“I loved your book.” This is from the woman who sits across from me at the chili cook-off. I will never get used to people I don’t know knowing who I am. I’m surprised every time someone I didn’t have to bully into it tells me they read Old Buildings in North Texas, which, by the way, is not about dilapidated structures in the panhandle, but a humorous novel combining drug rehab and urbexing. If you haven’t read it yet, you’ll love it!
“I’m thrilled you read it,” I tell her. “Thank you.” I have decided this is the way I will answer compliments about my work; and I’m pleased to say I’m giving this response more and more often. I recently did a reading for a book group of eighteen women, and all of them had read it and were enthusiastic. Thanks, Janice, for inviting me.
The chili competition is taking place at Spicewood Vineyards, a winery near us. It’s an annual event drawing a huge crowd, many of which, considering the number of sleek millennials, drove out from Austin. Our friends, Bill and Carolyn from up the street (the neighbors who still talk to David and me) came early and saved places for us at their table. Thanks Carolyn. And thanks, too, for reading OBiNT and recommending it to your friend.
The area where the cook-off is being held is no more than two acres of lawn and patio. Leaving our table, David, Diana, and I wend our way through the crowd, crossing to a square composed of awnings and tables where chili is offered in small cups. Each cook explains what makes his or her particular chili unique and wonderful.
“Made from venison, buffalo, and bloody Mary mix,” one of them says. I take a small bite; it’s okay.
“Made with pork, brisket, chipotle, and chocolate,” says the woman at the next table.
Some of the more outlandish ingredients are raisins, pumpkins, oysters, Triscuits. Can such nontraditional concoctions actually be categorized as chili? Each attendee is to vote for their favorite. These chili chefs with their slow-cookers take the voting process much more seriously than those of us who are sampling.
“My mouth is on fire,” I tell Diana. We’ve tasted a dozen out of twenty-two.
“Yeah, I’ve had enough,” she says. “I’m going to vote for that young couple in the corner. They seem nice and their chili is normal.”
We return to the table, where Carolyn and her friends have set out a generous spread of cheeses, grapes, crackers, and dips. There are six bottles of wine on the table. Several hundred chili buffs mingle in front of us, a gift for people-watchers. The wine goes around the table. Glasses fill up and are emptied. David goes off and returns with more.
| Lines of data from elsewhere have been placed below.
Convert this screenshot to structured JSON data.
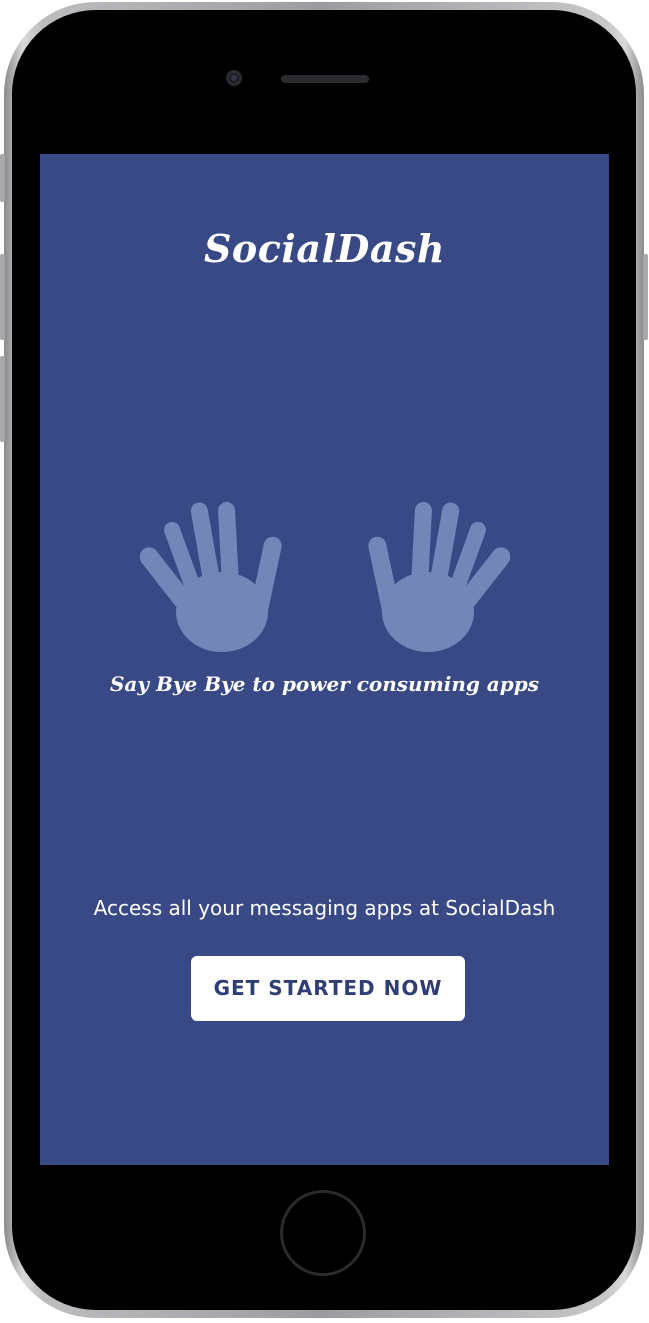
{
  "app": {
    "title": "SocialDash",
    "tagline": "Say Bye Bye to power consuming apps",
    "subtitle": "Access all your messaging apps at SocialDash",
    "cta_label": "GET STARTED NOW"
  },
  "icons": {
    "hands": "waving-hands-icon"
  },
  "colors": {
    "background": "#384985",
    "hands": "#7486b8",
    "button_bg": "#ffffff",
    "button_text": "#2f3e74",
    "text": "#ffffff"
  }
}
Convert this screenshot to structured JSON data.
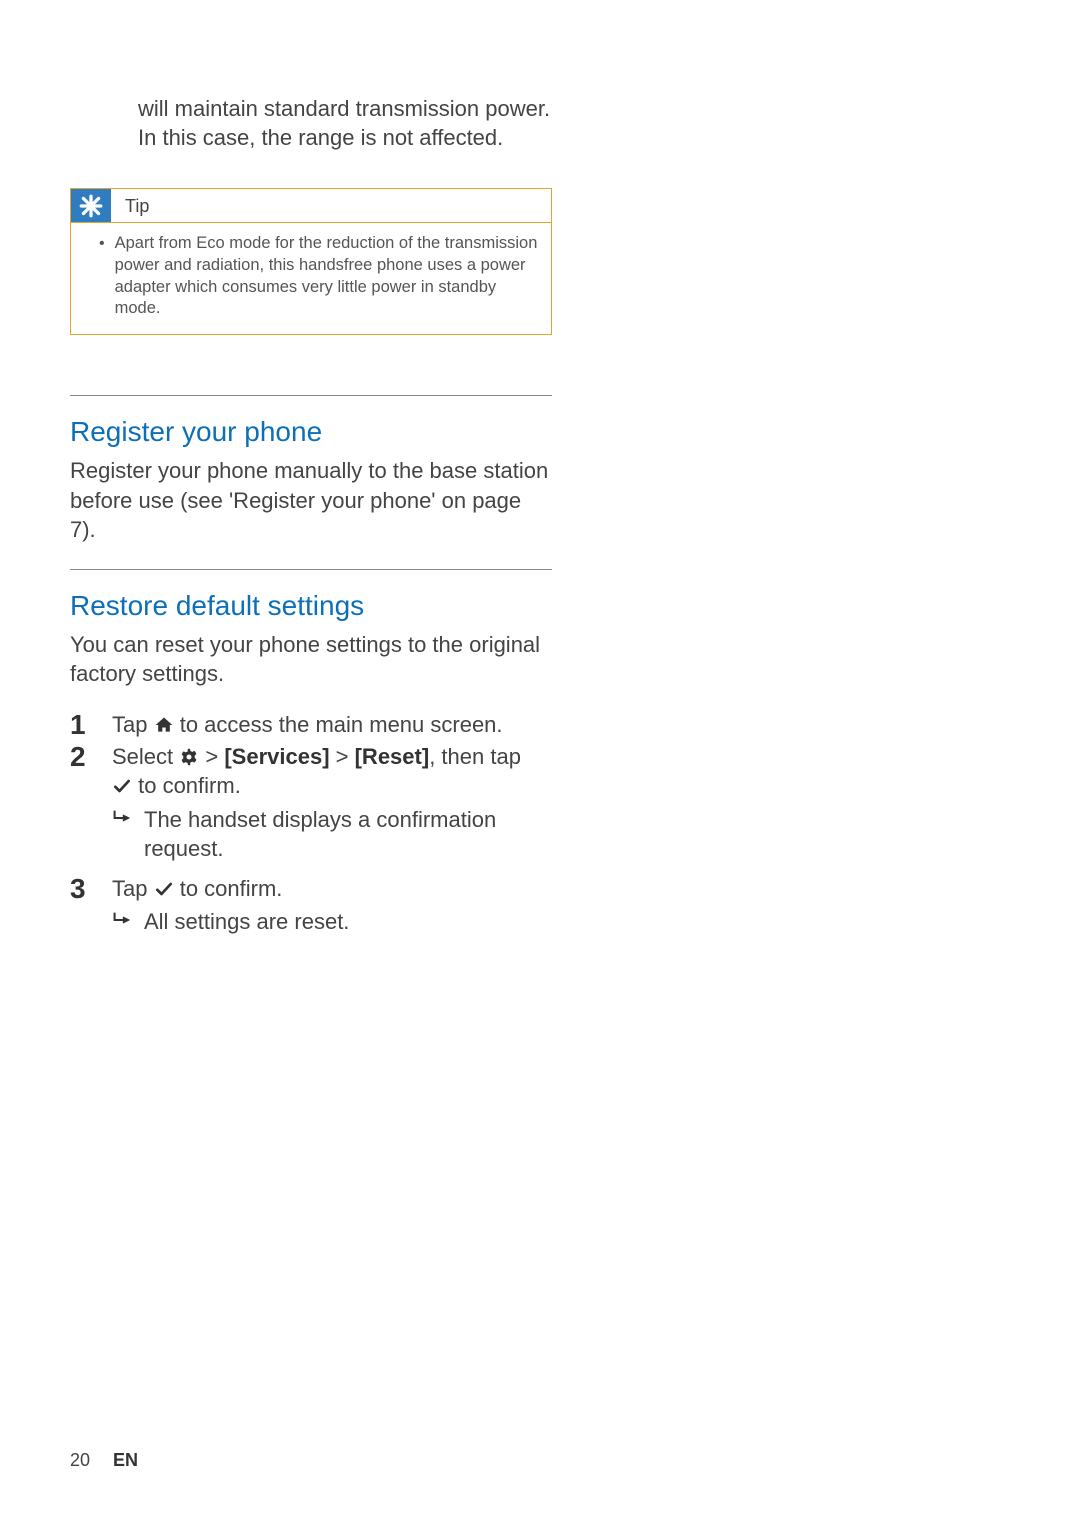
{
  "carryover": "will maintain standard transmission power. In this case, the range is not affected.",
  "tip": {
    "label": "Tip",
    "body": "Apart from Eco mode for the reduction of the transmission power and radiation, this handsfree phone uses a power adapter which consumes very little power in standby mode."
  },
  "section1": {
    "heading": "Register your phone",
    "body": "Register your phone manually to the base station before use (see 'Register your phone' on page 7)."
  },
  "section2": {
    "heading": "Restore default settings",
    "intro": "You can reset your phone settings to the original factory settings.",
    "steps": {
      "s1": {
        "num": "1",
        "pre": "Tap ",
        "post": " to access the main menu screen."
      },
      "s2": {
        "num": "2",
        "pre": "Select ",
        "mid1": " > ",
        "label1": "[Services]",
        "mid2": " > ",
        "label2": "[Reset]",
        "post": ", then tap ",
        "end": " to confirm.",
        "sub": "The handset displays a confirmation request."
      },
      "s3": {
        "num": "3",
        "pre": "Tap ",
        "post": " to confirm.",
        "sub": "All settings are reset."
      }
    }
  },
  "footer": {
    "page": "20",
    "lang": "EN"
  }
}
“It’s unusual that, in a group this size, I don’t see one obese person,” I tell David.
He scans the crowd, anxious to find an overweight person to contradict my observation. He can be contrary. But everyone circulating before us is trim, lustrous, and inexplicably taller than average. We are surrounded by stunning people. They’re decked out in fringes, feathers, man buns, high-heeled boots, broad-brimmed hats, unexpected zipper placements. More like costumes than clothes.
The band is high quality, and when we hear the opening notes of the Star-Spangled Banner, we all stand. The vocalist does an excellent job—the national anthem can be tricky; and just as the last note is dying away, three WWII fighter planes buzz overhead. Impressive timing.
“That gave me chills,” the woman behind me says.
It’s at this point I notice that in this group of over five hundred people, not only is everyone exaggeratedly fit and gorgeous, they’re also exaggeratedly white. Have we inadvertently stumbled into a Klan party? Much has been said lately about the partitions between cultures and I wonder how a partition was erected here, today. The publicity regarding this event reached everyone in all the nearby towns; also, obviously, Austin. Was there some sort of coded message telling brown people to stay away?
This lack of diversity makes me grumpy. If this massive party had taken place in Houston, every race, religion, and orientation would’ve been represented.
“Ready to go?” David asks. Diana and I gather our purses and wraps.
We make it home around five, my favorite time to pour Zin and watch TV.